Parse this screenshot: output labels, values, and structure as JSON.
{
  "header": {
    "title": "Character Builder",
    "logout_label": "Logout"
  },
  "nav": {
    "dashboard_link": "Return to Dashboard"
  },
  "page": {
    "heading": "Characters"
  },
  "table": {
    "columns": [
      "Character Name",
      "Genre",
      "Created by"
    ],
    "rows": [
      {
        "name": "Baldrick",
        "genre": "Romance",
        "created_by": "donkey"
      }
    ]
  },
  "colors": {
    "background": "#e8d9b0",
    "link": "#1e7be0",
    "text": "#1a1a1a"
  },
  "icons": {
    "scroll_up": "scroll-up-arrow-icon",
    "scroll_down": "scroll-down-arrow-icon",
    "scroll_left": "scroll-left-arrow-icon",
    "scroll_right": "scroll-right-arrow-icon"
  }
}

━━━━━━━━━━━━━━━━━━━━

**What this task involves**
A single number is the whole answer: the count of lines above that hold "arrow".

**Task solution**
4